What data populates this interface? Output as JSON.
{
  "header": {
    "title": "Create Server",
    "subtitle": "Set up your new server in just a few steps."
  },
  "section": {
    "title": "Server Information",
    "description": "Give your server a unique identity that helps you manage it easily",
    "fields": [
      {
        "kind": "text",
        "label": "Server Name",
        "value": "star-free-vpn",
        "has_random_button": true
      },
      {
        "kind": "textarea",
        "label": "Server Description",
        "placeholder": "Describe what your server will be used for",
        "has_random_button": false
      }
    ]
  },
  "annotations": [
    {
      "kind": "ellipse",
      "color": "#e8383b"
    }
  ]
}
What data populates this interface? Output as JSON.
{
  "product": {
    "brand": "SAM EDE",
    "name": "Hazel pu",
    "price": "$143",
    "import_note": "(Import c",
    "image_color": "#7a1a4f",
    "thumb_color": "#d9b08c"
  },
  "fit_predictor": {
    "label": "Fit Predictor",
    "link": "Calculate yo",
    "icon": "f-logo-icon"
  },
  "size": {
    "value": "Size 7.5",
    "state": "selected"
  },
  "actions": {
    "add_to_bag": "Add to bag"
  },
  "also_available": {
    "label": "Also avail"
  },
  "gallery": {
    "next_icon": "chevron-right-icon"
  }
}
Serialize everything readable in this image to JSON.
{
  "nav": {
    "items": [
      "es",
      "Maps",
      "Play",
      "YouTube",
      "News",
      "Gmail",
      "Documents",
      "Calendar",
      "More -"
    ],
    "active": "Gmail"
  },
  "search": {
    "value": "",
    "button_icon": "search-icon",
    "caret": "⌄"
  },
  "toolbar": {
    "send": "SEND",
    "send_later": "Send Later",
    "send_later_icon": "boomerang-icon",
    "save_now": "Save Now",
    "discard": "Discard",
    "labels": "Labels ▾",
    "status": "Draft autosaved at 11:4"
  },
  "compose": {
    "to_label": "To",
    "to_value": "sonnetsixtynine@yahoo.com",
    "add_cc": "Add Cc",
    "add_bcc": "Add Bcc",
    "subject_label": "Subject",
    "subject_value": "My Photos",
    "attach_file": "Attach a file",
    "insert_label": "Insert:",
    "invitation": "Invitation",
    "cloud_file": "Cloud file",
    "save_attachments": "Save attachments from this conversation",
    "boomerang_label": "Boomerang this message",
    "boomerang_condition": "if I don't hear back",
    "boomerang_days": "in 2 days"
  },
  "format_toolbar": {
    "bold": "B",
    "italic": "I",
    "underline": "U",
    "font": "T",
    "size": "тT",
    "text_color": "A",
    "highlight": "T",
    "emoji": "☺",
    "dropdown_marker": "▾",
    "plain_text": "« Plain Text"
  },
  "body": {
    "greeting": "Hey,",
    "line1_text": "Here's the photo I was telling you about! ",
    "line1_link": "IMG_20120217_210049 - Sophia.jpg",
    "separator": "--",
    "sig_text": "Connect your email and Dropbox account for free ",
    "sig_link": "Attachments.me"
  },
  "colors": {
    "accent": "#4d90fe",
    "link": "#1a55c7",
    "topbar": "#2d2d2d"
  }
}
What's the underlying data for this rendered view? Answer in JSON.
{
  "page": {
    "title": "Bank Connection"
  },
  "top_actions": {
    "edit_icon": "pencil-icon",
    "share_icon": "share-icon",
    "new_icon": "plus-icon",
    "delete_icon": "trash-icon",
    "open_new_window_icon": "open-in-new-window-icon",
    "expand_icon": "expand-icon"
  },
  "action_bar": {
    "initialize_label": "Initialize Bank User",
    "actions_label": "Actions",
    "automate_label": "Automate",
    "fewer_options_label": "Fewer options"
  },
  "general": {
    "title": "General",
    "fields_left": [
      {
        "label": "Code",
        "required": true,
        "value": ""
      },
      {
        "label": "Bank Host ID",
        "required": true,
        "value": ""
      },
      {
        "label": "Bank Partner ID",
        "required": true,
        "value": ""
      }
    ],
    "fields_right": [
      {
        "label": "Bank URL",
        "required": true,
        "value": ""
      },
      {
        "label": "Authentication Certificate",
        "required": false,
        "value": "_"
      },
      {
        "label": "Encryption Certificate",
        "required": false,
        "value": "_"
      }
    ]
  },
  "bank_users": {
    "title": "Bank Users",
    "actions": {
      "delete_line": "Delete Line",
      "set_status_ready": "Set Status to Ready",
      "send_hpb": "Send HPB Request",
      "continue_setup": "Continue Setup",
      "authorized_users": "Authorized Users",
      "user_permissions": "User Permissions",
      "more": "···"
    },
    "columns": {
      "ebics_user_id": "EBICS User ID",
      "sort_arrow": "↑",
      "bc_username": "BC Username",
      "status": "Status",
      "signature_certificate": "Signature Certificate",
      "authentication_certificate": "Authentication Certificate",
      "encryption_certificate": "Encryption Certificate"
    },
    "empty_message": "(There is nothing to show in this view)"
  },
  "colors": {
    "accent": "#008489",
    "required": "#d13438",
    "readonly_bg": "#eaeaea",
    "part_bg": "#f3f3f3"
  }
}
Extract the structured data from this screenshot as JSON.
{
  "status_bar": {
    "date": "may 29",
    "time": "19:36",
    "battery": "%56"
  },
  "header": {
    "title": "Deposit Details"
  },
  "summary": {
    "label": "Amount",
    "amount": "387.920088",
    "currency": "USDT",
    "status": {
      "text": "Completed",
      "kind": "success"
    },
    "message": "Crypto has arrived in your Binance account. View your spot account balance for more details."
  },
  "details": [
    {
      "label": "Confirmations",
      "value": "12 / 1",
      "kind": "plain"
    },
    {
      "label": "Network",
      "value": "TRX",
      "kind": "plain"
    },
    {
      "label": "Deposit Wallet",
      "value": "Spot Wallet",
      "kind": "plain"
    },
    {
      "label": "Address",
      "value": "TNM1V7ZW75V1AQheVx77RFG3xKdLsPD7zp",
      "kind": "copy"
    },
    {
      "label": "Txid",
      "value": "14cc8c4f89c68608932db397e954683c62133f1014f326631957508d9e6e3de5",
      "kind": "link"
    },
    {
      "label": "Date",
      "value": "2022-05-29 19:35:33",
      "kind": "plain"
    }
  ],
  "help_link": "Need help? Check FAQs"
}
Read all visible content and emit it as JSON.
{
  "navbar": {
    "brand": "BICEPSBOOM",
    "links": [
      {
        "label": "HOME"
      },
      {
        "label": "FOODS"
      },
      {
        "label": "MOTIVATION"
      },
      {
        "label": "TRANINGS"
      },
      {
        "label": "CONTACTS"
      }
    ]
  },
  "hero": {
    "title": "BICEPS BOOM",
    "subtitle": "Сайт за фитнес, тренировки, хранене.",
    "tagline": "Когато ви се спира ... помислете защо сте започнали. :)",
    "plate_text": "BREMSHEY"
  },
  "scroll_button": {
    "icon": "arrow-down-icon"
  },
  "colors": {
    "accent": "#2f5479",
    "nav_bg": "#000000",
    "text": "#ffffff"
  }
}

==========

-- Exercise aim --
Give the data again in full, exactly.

-- Exercise output --
What data populates this interface? Output as JSON.
{
  "header": {
    "title": "Create Server",
    "subtitle": "Set up your new server in just a few steps."
  },
  "section": {
    "title": "Server Information",
    "description": "Give your server a unique identity that helps you manage it easily",
    "fields": [
      {
        "kind": "text",
        "label": "Server Name",
        "value": "star-free-vpn",
        "has_random_button": true
      },
      {
        "kind": "textarea",
        "label": "Server Description",
        "placeholder": "Describe what your server will be used for",
        "has_random_button": false
      }
    ]
  },
  "annotations": [
    {
      "kind": "ellipse",
      "color": "#e8383b"
    }
  ]
}
What data populates this interface? Output as JSON.
{
  "product": {
    "brand": "SAM EDE",
    "name": "Hazel pu",
    "price": "$143",
    "import_note": "(Import c",
    "image_color": "#7a1a4f",
    "thumb_color": "#d9b08c"
  },
  "fit_predictor": {
    "label": "Fit Predictor",
    "link": "Calculate yo",
    "icon": "f-logo-icon"
  },
  "size": {
    "value": "Size 7.5",
    "state": "selected"
  },
  "actions": {
    "add_to_bag": "Add to bag"
  },
  "also_available": {
    "label": "Also avail"
  },
  "gallery": {
    "next_icon": "chevron-right-icon"
  }
}
Serialize everything readable in this image to JSON.
{
  "nav": {
    "items": [
      "es",
      "Maps",
      "Play",
      "YouTube",
      "News",
      "Gmail",
      "Documents",
      "Calendar",
      "More -"
    ],
    "active": "Gmail"
  },
  "search": {
    "value": "",
    "button_icon": "search-icon",
    "caret": "⌄"
  },
  "toolbar": {
    "send": "SEND",
    "send_later": "Send Later",
    "send_later_icon": "boomerang-icon",
    "save_now": "Save Now",
    "discard": "Discard",
    "labels": "Labels ▾",
    "status": "Draft autosaved at 11:4"
  },
  "compose": {
    "to_label": "To",
    "to_value": "sonnetsixtynine@yahoo.com",
    "add_cc": "Add Cc",
    "add_bcc": "Add Bcc",
    "subject_label": "Subject",
    "subject_value": "My Photos",
    "attach_file": "Attach a file",
    "insert_label": "Insert:",
    "invitation": "Invitation",
    "cloud_file": "Cloud file",
    "save_attachments": "Save attachments from this conversation",
    "boomerang_label": "Boomerang this message",
    "boomerang_condition": "if I don't hear back",
    "boomerang_days": "in 2 days"
  },
  "format_toolbar": {
    "bold": "B",
    "italic": "I",
    "underline": "U",
    "font": "T",
    "size": "тT",
    "text_color": "A",
    "highlight": "T",
    "emoji": "☺",
    "dropdown_marker": "▾",
    "plain_text": "« Plain Text"
  },
  "body": {
    "greeting": "Hey,",
    "line1_text": "Here's the photo I was telling you about! ",
    "line1_link": "IMG_20120217_210049 - Sophia.jpg",
    "separator": "--",
    "sig_text": "Connect your email and Dropbox account for free ",
    "sig_link": "Attachments.me"
  },
  "colors": {
    "accent": "#4d90fe",
    "link": "#1a55c7",
    "topbar": "#2d2d2d"
  }
}
What's the underlying data for this rendered view? Answer in JSON.
{
  "page": {
    "title": "Bank Connection"
  },
  "top_actions": {
    "edit_icon": "pencil-icon",
    "share_icon": "share-icon",
    "new_icon": "plus-icon",
    "delete_icon": "trash-icon",
    "open_new_window_icon": "open-in-new-window-icon",
    "expand_icon": "expand-icon"
  },
  "action_bar": {
    "initialize_label": "Initialize Bank User",
    "actions_label": "Actions",
    "automate_label": "Automate",
    "fewer_options_label": "Fewer options"
  },
  "general": {
    "title": "General",
    "fields_left": [
      {
        "label": "Code",
        "required": true,
        "value": ""
      },
      {
        "label": "Bank Host ID",
        "required": true,
        "value": ""
      },
      {
        "label": "Bank Partner ID",
        "required": true,
        "value": ""
      }
    ],
    "fields_right": [
      {
        "label": "Bank URL",
        "required": true,
        "value": ""
      },
      {
        "label": "Authentication Certificate",
        "required": false,
        "value": "_"
      },
      {
        "label": "Encryption Certificate",
        "required": false,
        "value": "_"
      }
    ]
  },
  "bank_users": {
    "title": "Bank Users",
    "actions": {
      "delete_line": "Delete Line",
      "set_status_ready": "Set Status to Ready",
      "send_hpb": "Send HPB Request",
      "continue_setup": "Continue Setup",
      "authorized_users": "Authorized Users",
      "user_permissions": "User Permissions",
      "more": "···"
    },
    "columns": {
      "ebics_user_id": "EBICS User ID",
      "sort_arrow": "↑",
      "bc_username": "BC Username",
      "status": "Status",
      "signature_certificate": "Signature Certificate",
      "authentication_certificate": "Authentication Certificate",
      "encryption_certificate": "Encryption Certificate"
    },
    "empty_message": "(There is nothing to show in this view)"
  },
  "colors": {
    "accent": "#008489",
    "required": "#d13438",
    "readonly_bg": "#eaeaea",
    "part_bg": "#f3f3f3"
  }
}
Extract the structured data from this screenshot as JSON.
{
  "status_bar": {
    "date": "may 29",
    "time": "19:36",
    "battery": "%56"
  },
  "header": {
    "title": "Deposit Details"
  },
  "summary": {
    "label": "Amount",
    "amount": "387.920088",
    "currency": "USDT",
    "status": {
      "text": "Completed",
      "kind": "success"
    },
    "message": "Crypto has arrived in your Binance account. View your spot account balance for more details."
  },
  "details": [
    {
      "label": "Confirmations",
      "value": "12 / 1",
      "kind": "plain"
    },
    {
      "label": "Network",
      "value": "TRX",
      "kind": "plain"
    },
    {
      "label": "Deposit Wallet",
      "value": "Spot Wallet",
      "kind": "plain"
    },
    {
      "label": "Address",
      "value": "TNM1V7ZW75V1AQheVx77RFG3xKdLsPD7zp",
      "kind": "copy"
    },
    {
      "label": "Txid",
      "value": "14cc8c4f89c68608932db397e954683c62133f1014f326631957508d9e6e3de5",
      "kind": "link"
    },
    {
      "label": "Date",
      "value": "2022-05-29 19:35:33",
      "kind": "plain"
    }
  ],
  "help_link": "Need help? Check FAQs"
}
Read all visible content and emit it as JSON.
{
  "navbar": {
    "brand": "BICEPSBOOM",
    "links": [
      {
        "label": "HOME"
      },
      {
        "label": "FOODS"
      },
      {
        "label": "MOTIVATION"
      },
      {
        "label": "TRANINGS"
      },
      {
        "label": "CONTACTS"
      }
    ]
  },
  "hero": {
    "title": "BICEPS BOOM",
    "subtitle": "Сайт за фитнес, тренировки, хранене.",
    "tagline": "Когато ви се спира ... помислете защо сте започнали. :)",
    "plate_text": "BREMSHEY"
  },
  "scroll_button": {
    "icon": "arrow-down-icon"
  },
  "colors": {
    "accent": "#2f5479",
    "nav_bg": "#000000",
    "text": "#ffffff"
  }
}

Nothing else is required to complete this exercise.